PROBLEM
A single number is the answer here: the count of lines in the records below in which the word "roles" appears.

DATASET
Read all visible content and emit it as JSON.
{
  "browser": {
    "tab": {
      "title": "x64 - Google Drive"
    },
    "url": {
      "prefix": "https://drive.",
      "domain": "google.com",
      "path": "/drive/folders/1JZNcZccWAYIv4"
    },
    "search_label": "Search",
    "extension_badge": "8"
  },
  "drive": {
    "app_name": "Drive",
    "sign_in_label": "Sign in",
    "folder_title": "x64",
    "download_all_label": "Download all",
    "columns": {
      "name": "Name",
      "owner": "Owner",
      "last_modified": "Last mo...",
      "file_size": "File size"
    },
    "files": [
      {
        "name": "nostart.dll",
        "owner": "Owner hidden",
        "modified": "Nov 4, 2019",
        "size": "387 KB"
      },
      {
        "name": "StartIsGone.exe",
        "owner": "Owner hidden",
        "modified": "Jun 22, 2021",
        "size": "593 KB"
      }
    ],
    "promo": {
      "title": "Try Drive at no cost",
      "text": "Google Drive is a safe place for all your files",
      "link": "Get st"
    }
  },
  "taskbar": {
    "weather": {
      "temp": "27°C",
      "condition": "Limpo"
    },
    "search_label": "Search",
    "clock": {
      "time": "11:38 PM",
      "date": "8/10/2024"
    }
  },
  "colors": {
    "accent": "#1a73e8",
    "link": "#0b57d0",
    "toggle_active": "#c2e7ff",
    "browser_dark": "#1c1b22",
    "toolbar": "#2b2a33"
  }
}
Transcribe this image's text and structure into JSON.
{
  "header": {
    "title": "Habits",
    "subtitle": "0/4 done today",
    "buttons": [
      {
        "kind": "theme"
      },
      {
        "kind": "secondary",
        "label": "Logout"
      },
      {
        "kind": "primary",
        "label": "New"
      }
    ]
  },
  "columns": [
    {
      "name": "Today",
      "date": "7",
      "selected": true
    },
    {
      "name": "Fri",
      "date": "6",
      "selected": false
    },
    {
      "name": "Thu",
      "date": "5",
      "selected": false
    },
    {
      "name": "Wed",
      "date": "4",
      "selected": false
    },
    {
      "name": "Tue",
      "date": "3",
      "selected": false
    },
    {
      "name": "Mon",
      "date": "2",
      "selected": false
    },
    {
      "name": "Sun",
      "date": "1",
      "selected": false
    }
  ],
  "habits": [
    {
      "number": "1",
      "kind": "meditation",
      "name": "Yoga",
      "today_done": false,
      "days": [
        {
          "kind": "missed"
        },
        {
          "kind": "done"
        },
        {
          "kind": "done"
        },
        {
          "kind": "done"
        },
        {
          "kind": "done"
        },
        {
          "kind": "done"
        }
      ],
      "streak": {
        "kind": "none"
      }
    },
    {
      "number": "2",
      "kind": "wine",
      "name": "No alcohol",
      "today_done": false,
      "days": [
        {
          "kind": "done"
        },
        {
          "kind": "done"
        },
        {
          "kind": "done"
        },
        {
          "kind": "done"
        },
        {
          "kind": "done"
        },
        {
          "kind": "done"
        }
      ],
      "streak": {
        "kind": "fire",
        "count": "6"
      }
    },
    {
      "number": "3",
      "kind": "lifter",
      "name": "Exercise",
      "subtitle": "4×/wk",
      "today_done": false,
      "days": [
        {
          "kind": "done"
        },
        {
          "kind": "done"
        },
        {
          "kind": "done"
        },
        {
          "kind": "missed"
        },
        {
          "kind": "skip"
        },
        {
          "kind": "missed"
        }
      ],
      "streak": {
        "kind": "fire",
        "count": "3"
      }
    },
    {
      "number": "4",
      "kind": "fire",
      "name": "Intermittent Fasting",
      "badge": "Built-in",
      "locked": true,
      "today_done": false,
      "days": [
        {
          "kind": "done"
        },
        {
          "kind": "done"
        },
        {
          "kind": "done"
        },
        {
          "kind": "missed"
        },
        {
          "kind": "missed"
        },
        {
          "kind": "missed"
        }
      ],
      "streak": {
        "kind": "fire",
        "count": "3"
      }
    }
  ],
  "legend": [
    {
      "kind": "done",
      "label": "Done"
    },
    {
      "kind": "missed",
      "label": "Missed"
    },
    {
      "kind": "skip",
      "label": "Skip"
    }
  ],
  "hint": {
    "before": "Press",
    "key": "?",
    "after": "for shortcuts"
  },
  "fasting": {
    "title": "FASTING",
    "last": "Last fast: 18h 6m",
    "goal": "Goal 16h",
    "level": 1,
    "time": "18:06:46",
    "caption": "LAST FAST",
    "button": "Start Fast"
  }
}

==

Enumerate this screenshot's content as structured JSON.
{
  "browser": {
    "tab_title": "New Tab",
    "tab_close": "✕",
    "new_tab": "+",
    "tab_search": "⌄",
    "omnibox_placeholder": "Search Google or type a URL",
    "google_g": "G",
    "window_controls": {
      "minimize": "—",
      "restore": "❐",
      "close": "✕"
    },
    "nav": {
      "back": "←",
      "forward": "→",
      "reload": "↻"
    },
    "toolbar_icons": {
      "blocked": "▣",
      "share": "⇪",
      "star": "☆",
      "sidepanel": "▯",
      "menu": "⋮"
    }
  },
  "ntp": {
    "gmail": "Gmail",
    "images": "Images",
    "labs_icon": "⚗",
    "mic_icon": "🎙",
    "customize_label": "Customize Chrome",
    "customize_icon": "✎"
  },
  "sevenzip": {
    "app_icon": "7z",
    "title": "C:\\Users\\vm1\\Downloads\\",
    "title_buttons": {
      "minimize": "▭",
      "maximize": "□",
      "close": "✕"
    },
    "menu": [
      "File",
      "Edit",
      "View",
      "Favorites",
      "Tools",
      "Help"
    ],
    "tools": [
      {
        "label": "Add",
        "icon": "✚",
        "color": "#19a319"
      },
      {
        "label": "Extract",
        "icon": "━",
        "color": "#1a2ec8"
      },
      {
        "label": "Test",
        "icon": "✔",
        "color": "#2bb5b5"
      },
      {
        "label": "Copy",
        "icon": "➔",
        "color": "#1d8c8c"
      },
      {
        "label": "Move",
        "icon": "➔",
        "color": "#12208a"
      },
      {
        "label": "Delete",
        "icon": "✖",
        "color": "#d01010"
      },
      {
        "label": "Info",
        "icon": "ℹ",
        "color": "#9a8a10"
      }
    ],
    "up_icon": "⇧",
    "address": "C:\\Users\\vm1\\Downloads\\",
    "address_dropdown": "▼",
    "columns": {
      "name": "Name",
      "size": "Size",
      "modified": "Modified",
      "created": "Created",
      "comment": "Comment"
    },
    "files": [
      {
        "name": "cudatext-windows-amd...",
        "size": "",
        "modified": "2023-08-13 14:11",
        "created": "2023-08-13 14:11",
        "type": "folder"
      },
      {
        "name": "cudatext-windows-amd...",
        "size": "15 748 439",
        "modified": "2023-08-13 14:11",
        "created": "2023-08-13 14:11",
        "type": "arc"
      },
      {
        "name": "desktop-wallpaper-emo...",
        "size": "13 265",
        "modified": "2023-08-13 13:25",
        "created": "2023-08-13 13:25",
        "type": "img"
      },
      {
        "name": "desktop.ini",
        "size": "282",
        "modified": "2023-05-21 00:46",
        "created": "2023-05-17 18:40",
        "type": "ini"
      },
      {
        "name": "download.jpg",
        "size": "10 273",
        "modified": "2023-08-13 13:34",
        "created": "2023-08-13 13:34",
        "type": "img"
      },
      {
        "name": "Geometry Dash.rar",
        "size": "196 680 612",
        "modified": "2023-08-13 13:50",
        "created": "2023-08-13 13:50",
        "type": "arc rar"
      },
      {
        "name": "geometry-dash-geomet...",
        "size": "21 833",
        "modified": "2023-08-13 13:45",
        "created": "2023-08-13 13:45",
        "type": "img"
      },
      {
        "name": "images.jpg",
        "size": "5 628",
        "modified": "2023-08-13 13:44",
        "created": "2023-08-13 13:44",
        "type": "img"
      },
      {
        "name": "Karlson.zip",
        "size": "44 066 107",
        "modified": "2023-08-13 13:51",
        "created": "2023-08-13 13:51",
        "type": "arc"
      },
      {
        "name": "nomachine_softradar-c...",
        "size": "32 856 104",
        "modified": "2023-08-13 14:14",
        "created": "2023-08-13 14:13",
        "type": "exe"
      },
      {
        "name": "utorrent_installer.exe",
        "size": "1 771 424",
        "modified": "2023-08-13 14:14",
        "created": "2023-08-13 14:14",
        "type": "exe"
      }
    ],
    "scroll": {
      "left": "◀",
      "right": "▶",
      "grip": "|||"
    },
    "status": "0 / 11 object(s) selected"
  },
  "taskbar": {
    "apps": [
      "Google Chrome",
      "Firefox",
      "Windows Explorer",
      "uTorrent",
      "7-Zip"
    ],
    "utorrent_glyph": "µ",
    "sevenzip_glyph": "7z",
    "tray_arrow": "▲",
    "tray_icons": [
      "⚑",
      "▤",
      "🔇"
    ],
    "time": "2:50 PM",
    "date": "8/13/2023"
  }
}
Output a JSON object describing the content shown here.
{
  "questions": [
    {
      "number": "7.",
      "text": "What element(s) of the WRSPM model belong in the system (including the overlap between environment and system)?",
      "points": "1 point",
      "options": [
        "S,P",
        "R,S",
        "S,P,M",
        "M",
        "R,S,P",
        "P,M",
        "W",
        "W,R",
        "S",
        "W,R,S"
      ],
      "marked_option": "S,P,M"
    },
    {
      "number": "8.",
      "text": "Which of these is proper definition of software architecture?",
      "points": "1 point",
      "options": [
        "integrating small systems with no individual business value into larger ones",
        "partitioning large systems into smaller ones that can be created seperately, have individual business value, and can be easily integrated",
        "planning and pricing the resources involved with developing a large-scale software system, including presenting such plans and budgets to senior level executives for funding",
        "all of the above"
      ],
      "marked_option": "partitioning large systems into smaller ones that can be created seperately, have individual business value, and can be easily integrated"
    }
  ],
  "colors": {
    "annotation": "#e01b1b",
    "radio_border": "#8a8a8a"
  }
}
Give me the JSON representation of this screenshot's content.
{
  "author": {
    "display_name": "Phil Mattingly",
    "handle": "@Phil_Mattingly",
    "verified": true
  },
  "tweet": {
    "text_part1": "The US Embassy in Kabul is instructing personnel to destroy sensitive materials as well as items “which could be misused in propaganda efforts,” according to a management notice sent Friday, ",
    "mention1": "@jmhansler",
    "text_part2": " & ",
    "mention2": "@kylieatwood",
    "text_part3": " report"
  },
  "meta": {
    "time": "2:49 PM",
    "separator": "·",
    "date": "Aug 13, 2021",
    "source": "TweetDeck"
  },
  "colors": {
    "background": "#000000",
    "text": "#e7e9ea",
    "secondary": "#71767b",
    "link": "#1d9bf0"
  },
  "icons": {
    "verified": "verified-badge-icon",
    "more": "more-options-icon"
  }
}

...

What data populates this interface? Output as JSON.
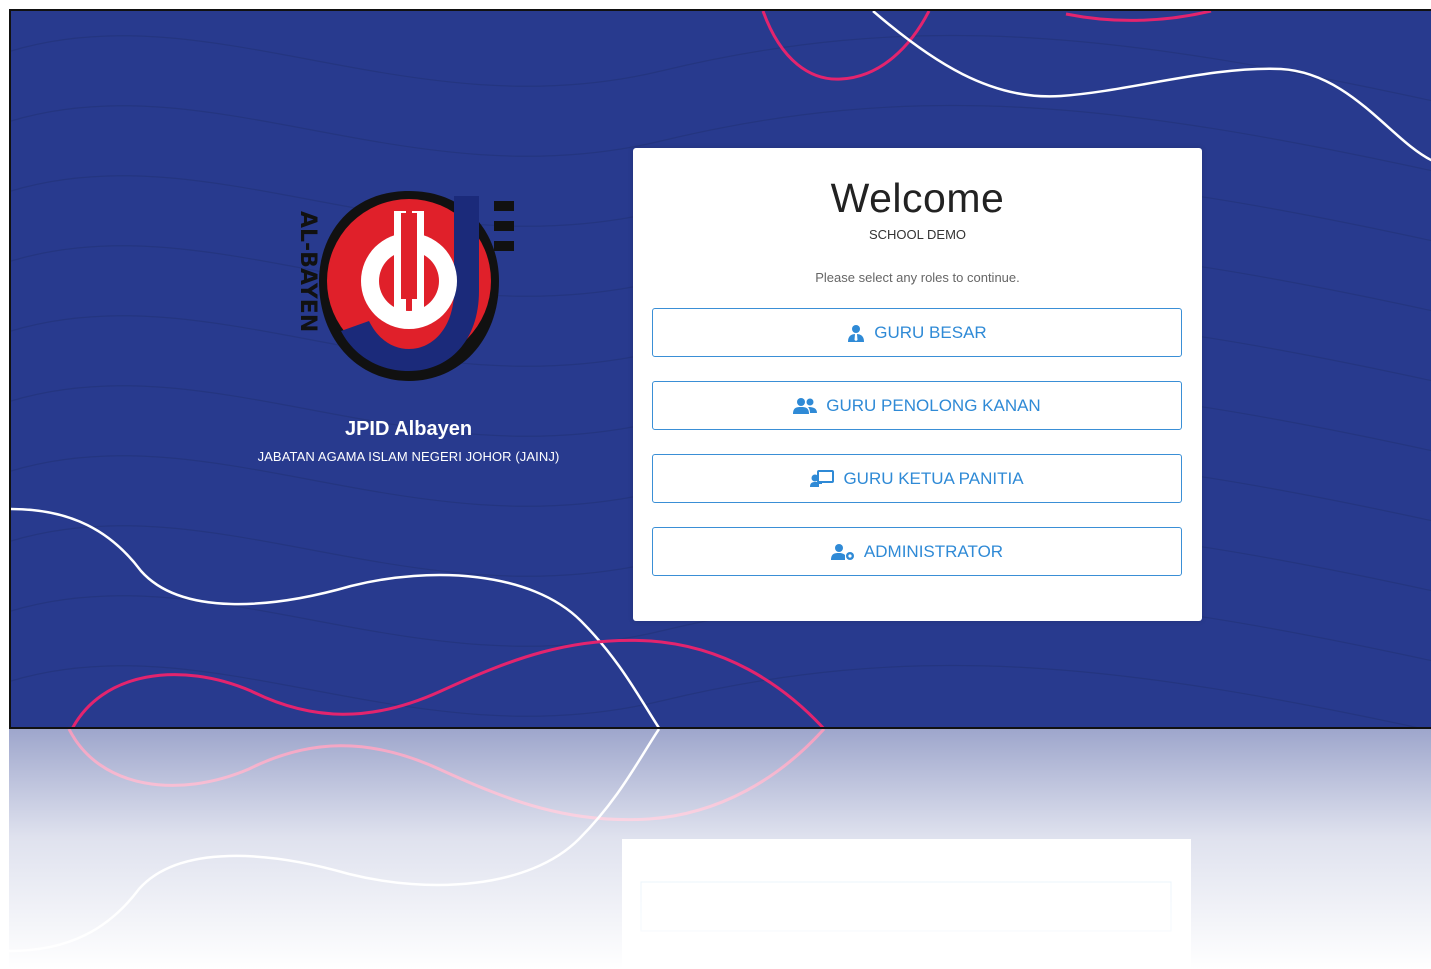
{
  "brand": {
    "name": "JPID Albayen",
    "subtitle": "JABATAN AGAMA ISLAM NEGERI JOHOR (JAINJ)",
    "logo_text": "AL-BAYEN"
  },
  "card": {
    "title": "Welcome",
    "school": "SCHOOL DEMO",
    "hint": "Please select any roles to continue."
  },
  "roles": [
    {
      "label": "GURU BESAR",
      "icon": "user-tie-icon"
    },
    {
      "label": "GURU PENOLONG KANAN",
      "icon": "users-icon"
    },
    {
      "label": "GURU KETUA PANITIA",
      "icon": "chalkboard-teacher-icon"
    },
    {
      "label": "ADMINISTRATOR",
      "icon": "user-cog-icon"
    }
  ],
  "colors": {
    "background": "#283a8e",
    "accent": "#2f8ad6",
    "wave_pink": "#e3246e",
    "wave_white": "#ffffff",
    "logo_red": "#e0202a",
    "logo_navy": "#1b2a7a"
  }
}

TASK RESPONSE
2